◆ **Interface dataset entries**:
————————

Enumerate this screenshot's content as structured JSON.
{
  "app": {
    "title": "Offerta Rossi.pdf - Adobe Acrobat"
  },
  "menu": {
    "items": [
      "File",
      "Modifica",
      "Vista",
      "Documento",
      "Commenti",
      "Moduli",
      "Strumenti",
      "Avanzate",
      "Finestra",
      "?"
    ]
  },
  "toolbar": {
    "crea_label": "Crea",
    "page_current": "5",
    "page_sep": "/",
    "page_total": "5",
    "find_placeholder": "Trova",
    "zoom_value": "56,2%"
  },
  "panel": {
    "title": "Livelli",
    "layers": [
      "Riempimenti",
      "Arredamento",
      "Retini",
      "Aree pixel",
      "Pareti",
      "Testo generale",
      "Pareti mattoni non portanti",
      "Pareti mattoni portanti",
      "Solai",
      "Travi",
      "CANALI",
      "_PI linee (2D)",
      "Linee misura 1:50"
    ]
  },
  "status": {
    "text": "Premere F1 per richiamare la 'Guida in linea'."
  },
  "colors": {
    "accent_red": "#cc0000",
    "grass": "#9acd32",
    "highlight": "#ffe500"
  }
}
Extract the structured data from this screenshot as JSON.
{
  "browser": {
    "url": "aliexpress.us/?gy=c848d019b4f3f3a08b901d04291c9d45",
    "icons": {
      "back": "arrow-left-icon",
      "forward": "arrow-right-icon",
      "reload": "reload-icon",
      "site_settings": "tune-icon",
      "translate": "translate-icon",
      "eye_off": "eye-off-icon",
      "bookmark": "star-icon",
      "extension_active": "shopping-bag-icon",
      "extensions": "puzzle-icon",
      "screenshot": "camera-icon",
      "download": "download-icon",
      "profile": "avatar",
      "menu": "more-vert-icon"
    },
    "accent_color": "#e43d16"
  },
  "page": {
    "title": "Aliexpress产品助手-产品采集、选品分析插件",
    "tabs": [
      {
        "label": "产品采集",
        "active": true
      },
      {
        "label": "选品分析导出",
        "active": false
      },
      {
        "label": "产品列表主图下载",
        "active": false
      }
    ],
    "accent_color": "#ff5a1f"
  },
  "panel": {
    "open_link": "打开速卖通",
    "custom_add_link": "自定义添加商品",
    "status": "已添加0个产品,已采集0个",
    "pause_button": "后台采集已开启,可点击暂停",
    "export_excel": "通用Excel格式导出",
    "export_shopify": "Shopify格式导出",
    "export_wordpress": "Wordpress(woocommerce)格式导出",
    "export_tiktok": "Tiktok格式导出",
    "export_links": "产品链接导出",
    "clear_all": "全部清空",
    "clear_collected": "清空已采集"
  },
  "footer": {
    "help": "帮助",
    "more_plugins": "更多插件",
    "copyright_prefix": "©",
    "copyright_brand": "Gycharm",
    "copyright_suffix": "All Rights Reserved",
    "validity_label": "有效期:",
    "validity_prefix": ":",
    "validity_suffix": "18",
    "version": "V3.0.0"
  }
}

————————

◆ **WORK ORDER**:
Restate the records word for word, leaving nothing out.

◆ **RESULT**:
Enumerate this screenshot's content as structured JSON.
{
  "app": {
    "title": "Offerta Rossi.pdf - Adobe Acrobat"
  },
  "menu": {
    "items": [
      "File",
      "Modifica",
      "Vista",
      "Documento",
      "Commenti",
      "Moduli",
      "Strumenti",
      "Avanzate",
      "Finestra",
      "?"
    ]
  },
  "toolbar": {
    "crea_label": "Crea",
    "page_current": "5",
    "page_sep": "/",
    "page_total": "5",
    "find_placeholder": "Trova",
    "zoom_value": "56,2%"
  },
  "panel": {
    "title": "Livelli",
    "layers": [
      "Riempimenti",
      "Arredamento",
      "Retini",
      "Aree pixel",
      "Pareti",
      "Testo generale",
      "Pareti mattoni non portanti",
      "Pareti mattoni portanti",
      "Solai",
      "Travi",
      "CANALI",
      "_PI linee (2D)",
      "Linee misura 1:50"
    ]
  },
  "status": {
    "text": "Premere F1 per richiamare la 'Guida in linea'."
  },
  "colors": {
    "accent_red": "#cc0000",
    "grass": "#9acd32",
    "highlight": "#ffe500"
  }
}
Extract the structured data from this screenshot as JSON.
{
  "browser": {
    "url": "aliexpress.us/?gy=c848d019b4f3f3a08b901d04291c9d45",
    "icons": {
      "back": "arrow-left-icon",
      "forward": "arrow-right-icon",
      "reload": "reload-icon",
      "site_settings": "tune-icon",
      "translate": "translate-icon",
      "eye_off": "eye-off-icon",
      "bookmark": "star-icon",
      "extension_active": "shopping-bag-icon",
      "extensions": "puzzle-icon",
      "screenshot": "camera-icon",
      "download": "download-icon",
      "profile": "avatar",
      "menu": "more-vert-icon"
    },
    "accent_color": "#e43d16"
  },
  "page": {
    "title": "Aliexpress产品助手-产品采集、选品分析插件",
    "tabs": [
      {
        "label": "产品采集",
        "active": true
      },
      {
        "label": "选品分析导出",
        "active": false
      },
      {
        "label": "产品列表主图下载",
        "active": false
      }
    ],
    "accent_color": "#ff5a1f"
  },
  "panel": {
    "open_link": "打开速卖通",
    "custom_add_link": "自定义添加商品",
    "status": "已添加0个产品,已采集0个",
    "pause_button": "后台采集已开启,可点击暂停",
    "export_excel": "通用Excel格式导出",
    "export_shopify": "Shopify格式导出",
    "export_wordpress": "Wordpress(woocommerce)格式导出",
    "export_tiktok": "Tiktok格式导出",
    "export_links": "产品链接导出",
    "clear_all": "全部清空",
    "clear_collected": "清空已采集"
  },
  "footer": {
    "help": "帮助",
    "more_plugins": "更多插件",
    "copyright_prefix": "©",
    "copyright_brand": "Gycharm",
    "copyright_suffix": "All Rights Reserved",
    "validity_label": "有效期:",
    "validity_prefix": ":",
    "validity_suffix": "18",
    "version": "V3.0.0"
  }
}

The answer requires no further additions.